V. Non-Biodegradable Metals: Understanding the Consequences

A. Explanation of non-biodegradable metals

Non-biodegradable metals are metals that do not undergo biodegradation in natural environmental conditions. These metals are highly stable and resistant to the action of microorganisms, making them persist in the environment for long periods of time. Examples of non-biodegradable metals include gold, silver, platinum, and many others.

B. Environmental impact of non-biodegradable metals

1. Accumulation in ecosystems

Non-biodegradable metals can accumulate in ecosystems, especially in areas where they are released in large quantities, such as industrial sites or mining areas. This accumulation can have toxic effects on plants, animals, and microorganisms, leading to biodiversity loss and ecological imbalances.

2. Soil and water pollution

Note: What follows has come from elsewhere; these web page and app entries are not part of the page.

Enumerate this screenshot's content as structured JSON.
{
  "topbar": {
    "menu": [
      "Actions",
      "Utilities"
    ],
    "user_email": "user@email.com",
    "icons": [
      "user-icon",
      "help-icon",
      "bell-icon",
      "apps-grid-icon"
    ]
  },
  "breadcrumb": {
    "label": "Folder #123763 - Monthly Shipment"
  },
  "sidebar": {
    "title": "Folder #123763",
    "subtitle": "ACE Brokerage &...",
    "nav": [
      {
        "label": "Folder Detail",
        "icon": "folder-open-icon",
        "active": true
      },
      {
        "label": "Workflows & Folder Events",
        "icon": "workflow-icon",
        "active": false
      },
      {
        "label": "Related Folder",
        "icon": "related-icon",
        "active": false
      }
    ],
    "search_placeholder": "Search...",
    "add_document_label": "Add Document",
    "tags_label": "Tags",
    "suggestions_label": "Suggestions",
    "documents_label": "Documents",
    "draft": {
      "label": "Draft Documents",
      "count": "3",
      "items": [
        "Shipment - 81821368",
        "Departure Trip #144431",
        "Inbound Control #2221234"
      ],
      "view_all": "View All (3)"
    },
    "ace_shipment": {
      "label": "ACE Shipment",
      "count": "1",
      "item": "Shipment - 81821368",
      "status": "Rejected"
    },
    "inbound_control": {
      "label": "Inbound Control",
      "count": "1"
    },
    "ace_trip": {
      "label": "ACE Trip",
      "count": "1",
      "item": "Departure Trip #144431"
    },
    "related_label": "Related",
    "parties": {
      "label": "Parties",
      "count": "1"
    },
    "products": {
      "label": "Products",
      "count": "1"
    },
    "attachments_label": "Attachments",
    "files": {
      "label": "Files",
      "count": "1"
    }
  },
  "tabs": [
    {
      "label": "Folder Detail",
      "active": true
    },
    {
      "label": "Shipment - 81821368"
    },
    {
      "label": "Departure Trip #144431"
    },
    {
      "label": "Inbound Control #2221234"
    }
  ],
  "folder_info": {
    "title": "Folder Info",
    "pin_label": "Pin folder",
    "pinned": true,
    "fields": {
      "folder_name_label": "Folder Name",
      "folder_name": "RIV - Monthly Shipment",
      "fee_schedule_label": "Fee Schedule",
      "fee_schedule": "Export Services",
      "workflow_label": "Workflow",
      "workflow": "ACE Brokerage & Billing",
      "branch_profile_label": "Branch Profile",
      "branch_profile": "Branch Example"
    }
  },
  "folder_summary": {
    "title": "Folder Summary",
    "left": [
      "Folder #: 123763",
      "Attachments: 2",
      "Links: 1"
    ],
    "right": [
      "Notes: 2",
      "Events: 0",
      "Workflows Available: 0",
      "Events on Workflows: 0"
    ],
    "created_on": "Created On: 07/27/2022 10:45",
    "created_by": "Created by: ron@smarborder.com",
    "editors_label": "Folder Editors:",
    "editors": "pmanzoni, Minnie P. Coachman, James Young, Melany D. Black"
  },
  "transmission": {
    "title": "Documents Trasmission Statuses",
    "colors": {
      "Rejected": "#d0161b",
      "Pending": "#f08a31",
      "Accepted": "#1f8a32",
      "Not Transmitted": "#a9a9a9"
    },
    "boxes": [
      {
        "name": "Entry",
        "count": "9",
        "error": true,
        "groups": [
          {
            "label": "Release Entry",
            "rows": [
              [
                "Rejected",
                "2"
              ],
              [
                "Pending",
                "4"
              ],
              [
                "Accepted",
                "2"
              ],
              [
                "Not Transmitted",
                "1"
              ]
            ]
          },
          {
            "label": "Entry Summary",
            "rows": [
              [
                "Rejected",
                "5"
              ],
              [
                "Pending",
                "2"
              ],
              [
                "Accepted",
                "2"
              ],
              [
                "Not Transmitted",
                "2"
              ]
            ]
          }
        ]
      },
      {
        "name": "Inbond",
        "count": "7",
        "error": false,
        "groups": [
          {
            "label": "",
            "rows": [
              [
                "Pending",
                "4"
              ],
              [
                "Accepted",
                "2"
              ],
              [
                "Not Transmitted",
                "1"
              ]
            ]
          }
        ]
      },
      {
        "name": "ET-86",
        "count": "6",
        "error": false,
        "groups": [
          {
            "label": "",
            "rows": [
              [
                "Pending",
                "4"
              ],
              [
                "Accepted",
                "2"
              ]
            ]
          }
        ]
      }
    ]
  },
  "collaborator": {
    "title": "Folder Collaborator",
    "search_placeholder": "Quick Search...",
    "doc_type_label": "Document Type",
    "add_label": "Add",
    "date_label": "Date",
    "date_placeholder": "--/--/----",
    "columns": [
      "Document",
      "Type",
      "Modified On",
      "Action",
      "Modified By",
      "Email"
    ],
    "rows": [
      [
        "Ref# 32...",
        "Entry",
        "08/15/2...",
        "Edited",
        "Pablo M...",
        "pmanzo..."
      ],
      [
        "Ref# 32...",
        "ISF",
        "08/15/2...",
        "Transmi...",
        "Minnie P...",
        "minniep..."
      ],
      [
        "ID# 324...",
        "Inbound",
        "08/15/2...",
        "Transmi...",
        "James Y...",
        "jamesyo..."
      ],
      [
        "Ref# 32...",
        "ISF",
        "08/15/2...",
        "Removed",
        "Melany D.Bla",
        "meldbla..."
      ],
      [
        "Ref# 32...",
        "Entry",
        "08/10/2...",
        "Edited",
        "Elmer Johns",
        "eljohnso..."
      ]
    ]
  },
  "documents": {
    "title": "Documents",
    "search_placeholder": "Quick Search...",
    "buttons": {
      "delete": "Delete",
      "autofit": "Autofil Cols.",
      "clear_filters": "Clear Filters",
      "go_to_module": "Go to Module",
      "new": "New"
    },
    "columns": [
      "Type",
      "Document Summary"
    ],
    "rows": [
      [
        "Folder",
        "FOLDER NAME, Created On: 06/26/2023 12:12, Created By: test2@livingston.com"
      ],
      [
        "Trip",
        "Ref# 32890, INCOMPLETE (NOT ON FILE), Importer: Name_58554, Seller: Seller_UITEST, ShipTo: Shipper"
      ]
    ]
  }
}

Non-biodegradable metals can contaminate soil and water resources, posing significant risks to human health and the environment. These metals can leach into groundwater, affecting drinking water sources and agricultural lands. They can also enter the food chain, bioaccumulating in organisms and potentially causing harmful effects on human and wildlife health.

3. Health risks for humans and wildlife

Non-biodegradable metals, especially heavy metals such as lead, mercury, or cadmium, can have severe health impacts on humans and wildlife. These metals can accumulate in the body over time, leading to various health problems, including neurological disorders, organ damage, developmental issues, and even cancer.

VI. Sustainable Alternatives to Non-Biodegradable Metals

A. Introduction to eco-friendly materials

As the environmental impact of non-biodegradable metals becomes increasingly evident, the demand for sustainable alternatives is growing. Eco-friendly materials are those that have a reduced impact on the environment throughout their lifecycle, from production to disposal. These materials are designed to be biodegradable, recyclable, or made from renewable resources.

B. Examples of biodegradable alternatives to non-biodegradable metals

1. Bioplastics

Bioplastics are a type of biodegradable plastic made from renewable sources, such as cornstarch or sugarcane. These plastics can replace traditional plastics in various applications, including packaging, disposable cutlery, and even automotive components. Bioplastics have the advantage of being biodegradable under specific conditions, reducing their environmental impact.

2. Natural fibers

Natural fibers, such as cotton, hemp, or bamboo, offer sustainable alternatives to non-biodegradable metals. These fibers can be used in various applications, including textiles, construction materials, and packaging. Natural fibers are renewable resources that can be grown and harvested without the need for extensive energy-intensive processes.

3. Bio-based composites

Bio-based composites are materials made from a combination of natural fibers, such as flax or jute, with a biodegradable matrix, such as a plant-based resin. These composites can be used in a wide range of applications, including automotive components, furniture, and building materials. Bio-based composites offer a sustainable alternative to non-biodegradable metals, as they are made from renewable resources and can be biodegraded at the end of their lifecycle.

VII. Conclusion

In conclusion, while metals are generally less biodegradable than organic compounds, they can still undergo degradation under certain conditions. Factors such as the chemical composition of the metal, environmental conditions, and the presence of microorganisms can all influence its biodegradability. It is important to responsibly manage metal waste and explore sustainable alternatives to non-biodegradable metals, as their accumulation can have significant environmental impacts, including soil and water pollution, biodiversity loss, and health risks for humans and wildlife. By embracing eco-friendly materials and practices, we can reduce our environmental footprint and work towards a more sustainable future.

Question 1:
Answer: No, metal is not a biodegradable material.

Question 2:
Answer: Metal can have negative impacts on the environment, but it depends on how it is used and disposed of.

Question 3:
Answer: Steel does not biodegrade.

Question 4:
Answer: Most metals, including steel, are non-biodegradable.


About the author 

Jason Farland